“The experiments recorded the longest continuous observation of a cellular response to different levels of gravity, and they demonstrate the potential utility of the device for assaying the threshold of cells’ g-force responses in spaceflight conditions,” Rickus says.
Collaborators at UT Austin have created mutant spores to learn more about the mechanism.
“The SporeSat bioCD can now be used as an important tool to evaluate the contribution of individual gene targets to this gravity-induced electrochemical signal,” Rickus says. “It can also be used to determine the minimum gravitational force needed to activate a single cell response.”
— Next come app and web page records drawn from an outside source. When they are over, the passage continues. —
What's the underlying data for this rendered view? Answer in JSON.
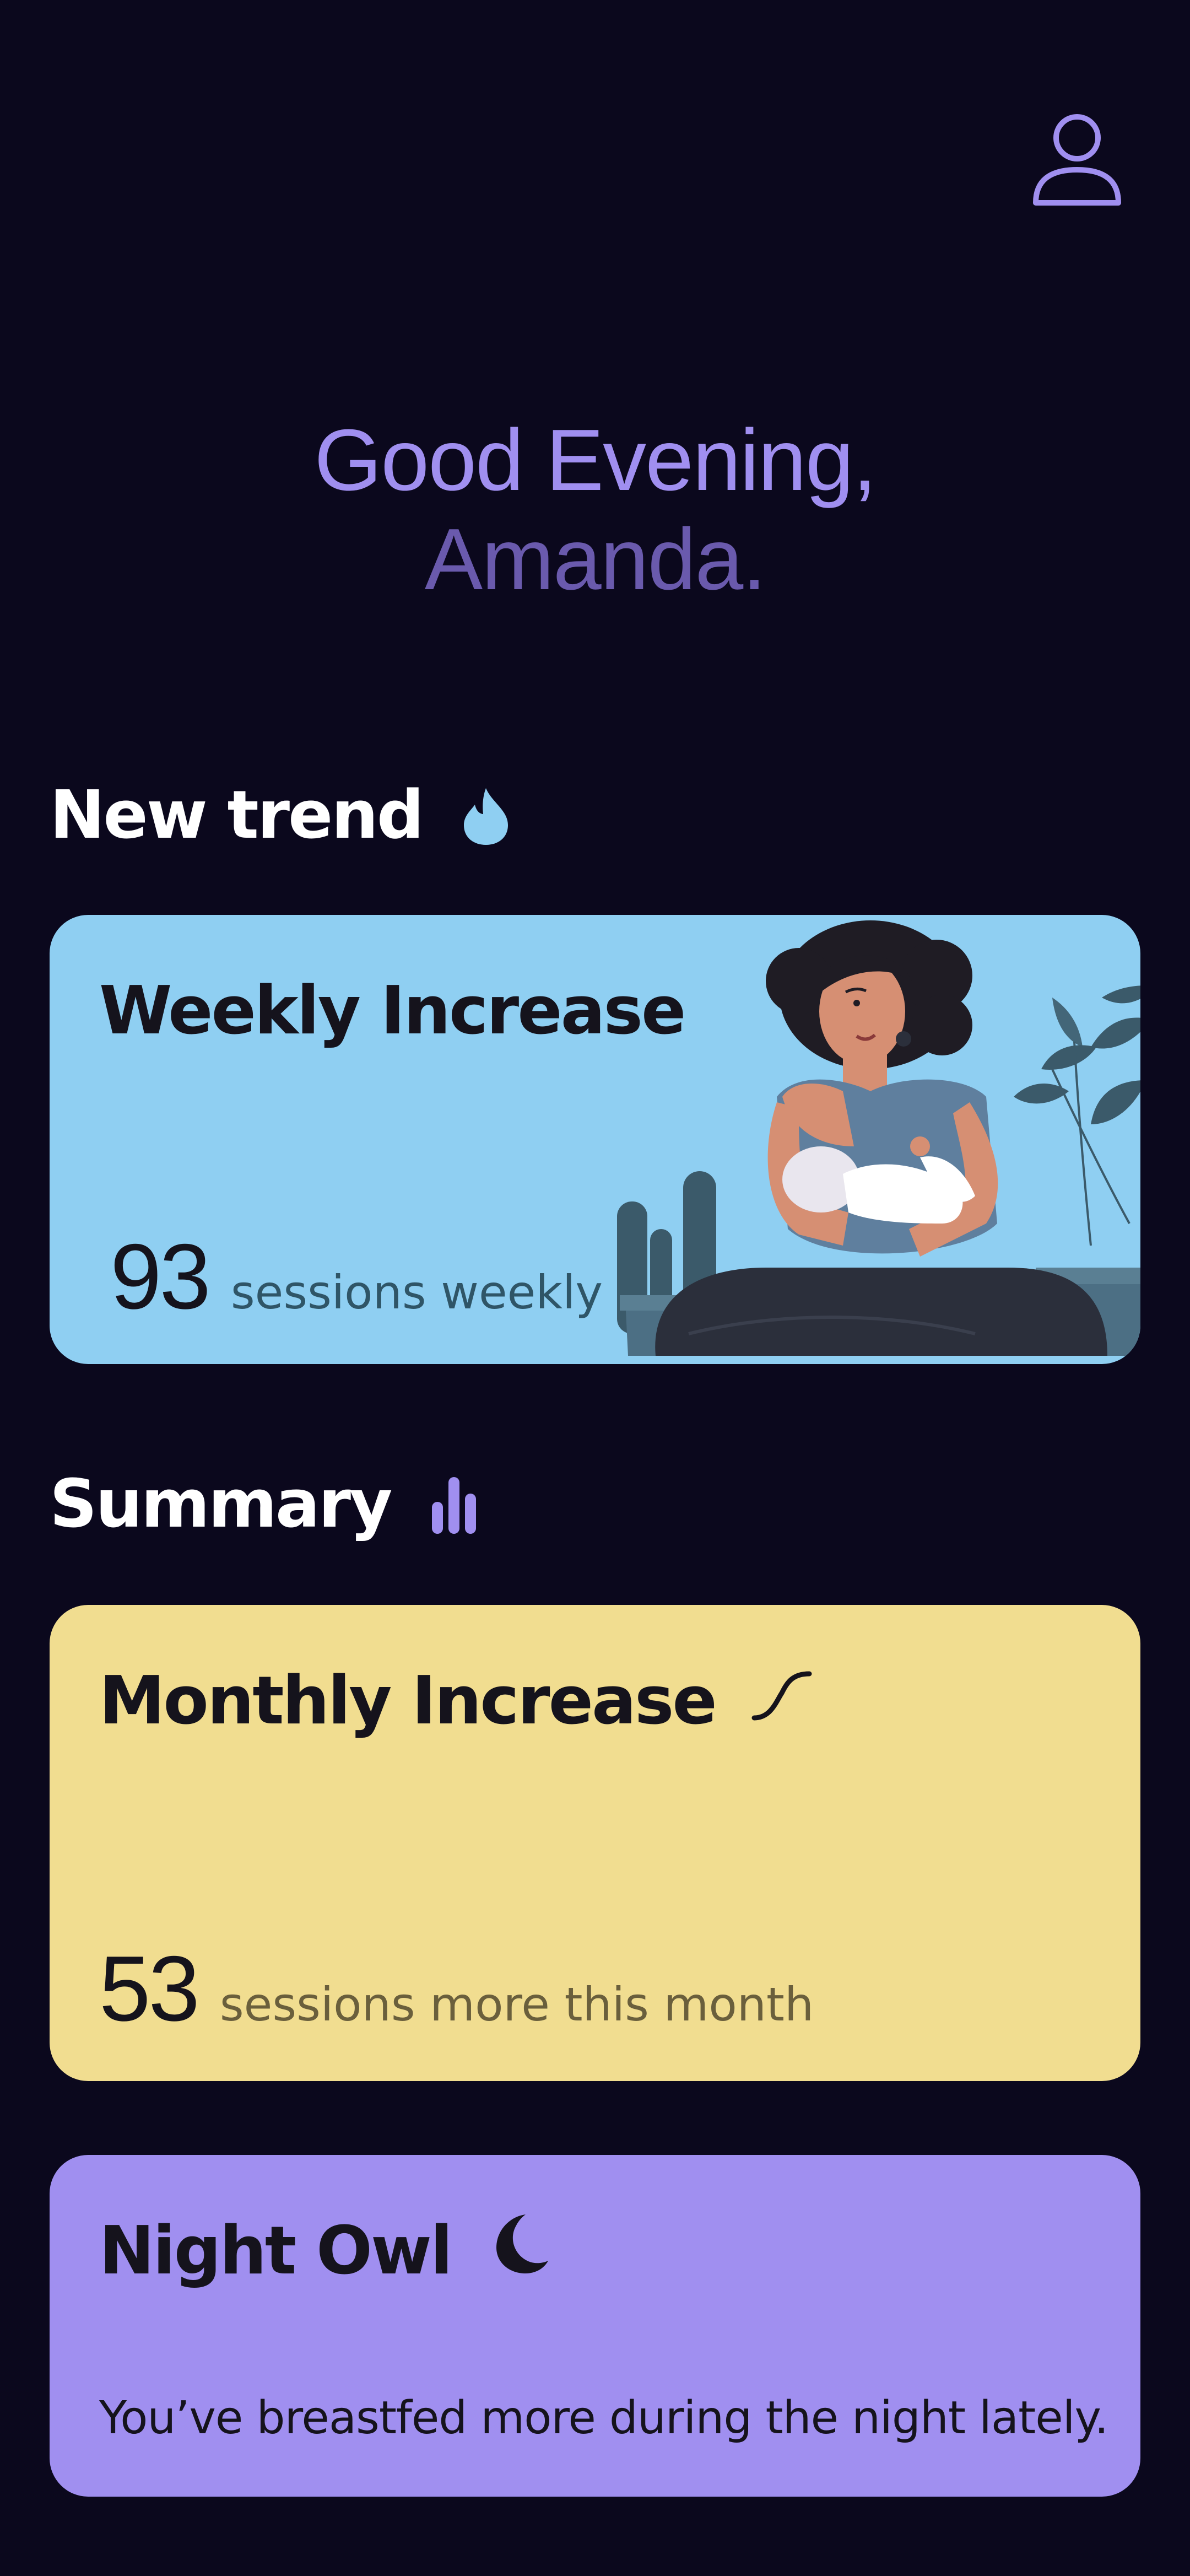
{
  "greeting": {
    "line1": "Good Evening,",
    "line2": "Amanda."
  },
  "profile": {
    "icon": "user-icon",
    "color": "#a08ff0"
  },
  "sections": {
    "trend": {
      "heading": "New trend",
      "icon": "flame-icon"
    },
    "summary": {
      "heading": "Summary",
      "icon": "bar-chart-icon"
    }
  },
  "cards": {
    "weekly": {
      "title": "Weekly Increase",
      "value": "93",
      "label": "sessions weekly",
      "color": "#8fcff2",
      "illustration": "breastfeeding-mother-illustration"
    },
    "monthly": {
      "title": "Monthly Increase",
      "title_icon": "trend-curve-icon",
      "value": "53",
      "label": "sessions more this month",
      "color": "#f1dd90"
    },
    "night": {
      "title": "Night Owl",
      "title_icon": "moon-icon",
      "description": "You’ve breastfed more during the night lately.",
      "color": "#a08ff0"
    }
  },
  "colors": {
    "background": "#0b081d",
    "accent": "#a08ff0",
    "accent_dim": "#6a5aad",
    "flame": "#8fcff2"
  }
}
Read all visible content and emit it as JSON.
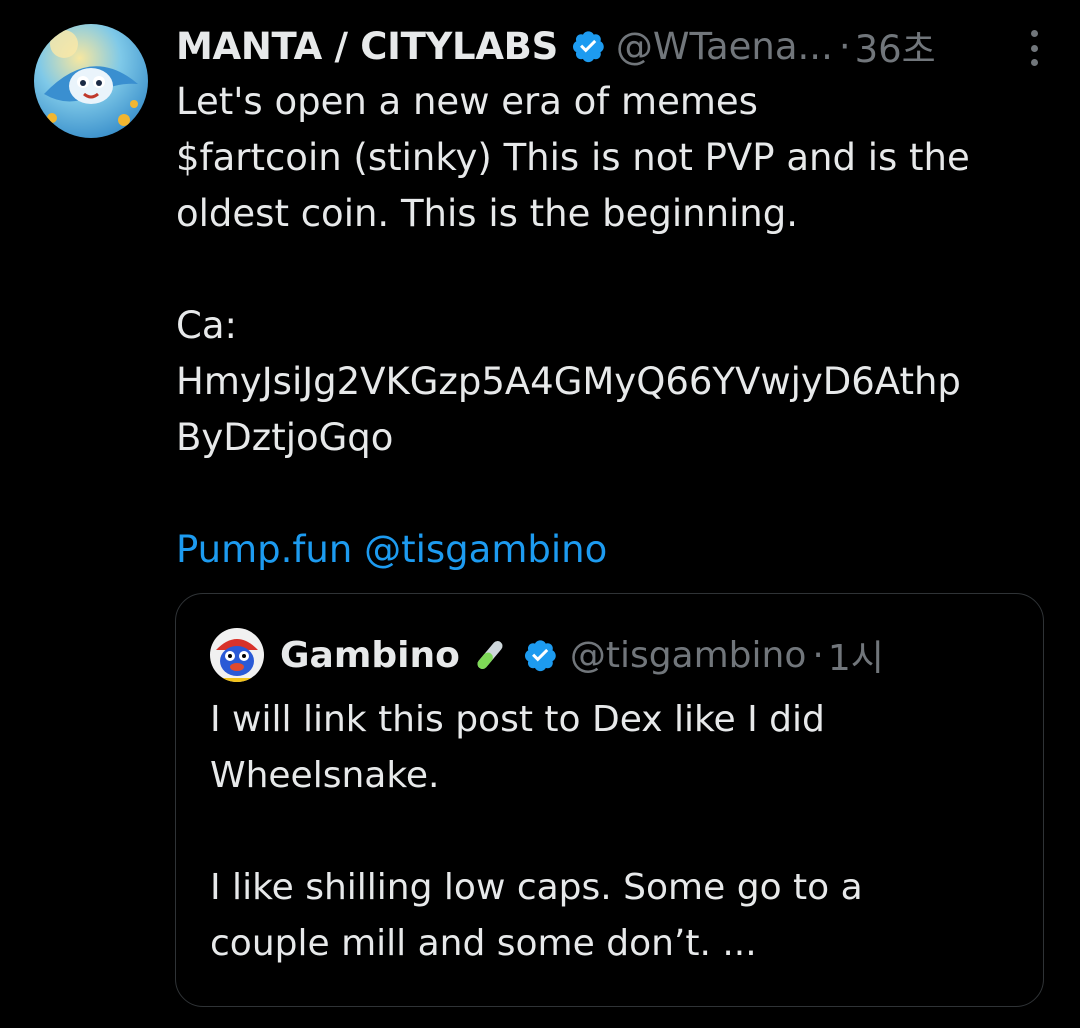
{
  "tweet": {
    "author_name": "MANTA / CITYLABS",
    "handle": "@WTaena...",
    "separator": "·",
    "time": "36초",
    "lines": [
      "Let's open a new era of memes",
      "$fartcoin (stinky) This is not PVP and is the",
      "oldest coin. This is the beginning.",
      "",
      "Ca:",
      "HmyJsiJg2VKGzp5A4GMyQ66YVwjyD6Athp",
      "ByDztjoGqo",
      ""
    ],
    "link_1": "Pump.fun",
    "link_2": "@tisgambino",
    "colors": {
      "accent": "#1d9bf0",
      "text": "#e7e9ea",
      "muted": "#71767b",
      "border": "#2f3336",
      "background": "#000000"
    },
    "icons": [
      "avatar-manta",
      "verified-badge-icon",
      "more-options-icon"
    ]
  },
  "quoted_tweet": {
    "author_name": "Gambino",
    "emoji": "test-tube-icon",
    "handle": "@tisgambino",
    "separator": "·",
    "time": "1시",
    "lines": [
      "I will link this post to Dex like I did",
      "Wheelsnake.",
      "",
      "I like shilling low caps. Some go to a",
      "couple mill and some don’t. ..."
    ]
  }
}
SporeSat’s microsensor technology provides a foundation for future studies of cell activity. Previous experiments to study the effects of varying gravity on plant germination were operated on airplanes that fly in parabolic maneuvers, providing minutes of weightlessness. “But, until we built this device, there was no way to do variable gravity for hours,” she says.
There is a critical window during which the direction of the spore’s growing rhizoid — or root tip — is irreversibly set. Previous experiments on the Columbia Space Shuttle and the International Space Station revealed that spores in microgravity will germinate, but in random orientations.
“The Space Station is much further out than SporeSat was, so it’s really low gravity. When you germinate seeds, the first thing that happens is the root tip comes out. And if you do this in super-low gravity like on the Space Station, they’ll germinate but they shoot out in all random directions,” she says.
SporeSat flew in low-Earth orbit around 200 miles above the planet. The “nanosatellite” weighed about 12 pounds and measured 14 inches long by 4 inches wide by 4 inches tall. The spores were loaded onto the bioCDs in the dark and then tightly packed in such a way that allowed them to withstand the jarring vibrations of launch. Special lighting, heating and sensors also were incorporated into the design. Once in orbit, researchers activated LED lighting to initiate germination.
“Once you turn on the light and initiate germination, we know those first, probably 24 to 48, hours are important, but we didn’t have the technology to measure continuously in those conditions,” Rickus says. “So this was an extension of prior works. A lot of custom technology went into this research.”
In response to gravity, the cells undergo “calcium polarization,” or the movement of calcium ions to either pole of the cell. The cells know which direction to grow because of “gravity-directed polar development.” Calcium sensors positioned on either side of the spores made electrical measurements.
This polarized orientation of calcium transport and growth direction of the root tip are directly linked to the force and orientation of gravity.
“Each spore is a single cell, and before the first division of the cell, the orientation of cellular polarity is set in response to the force exerted on the cell by gravity,” Rickus says.
Findings from the research also could yield findings with broad applications. For example, Rickus says, a neuron’s development involves extending the cell’s axon in a similar manner as rhizoid growth.
“It’s actually a really fundamental principle in cellular development. This polarization step is very relevant in human development,” she says. “There are really interesting similarities in the role of calcium and some other signaling molecules in some of those processes. So, it’s a fundamental biological process that gets repeated in different ways and different organisms.”
Because human cells use calcium signaling, the study also is an important step toward understanding the effects of space’s microgravity on the human body.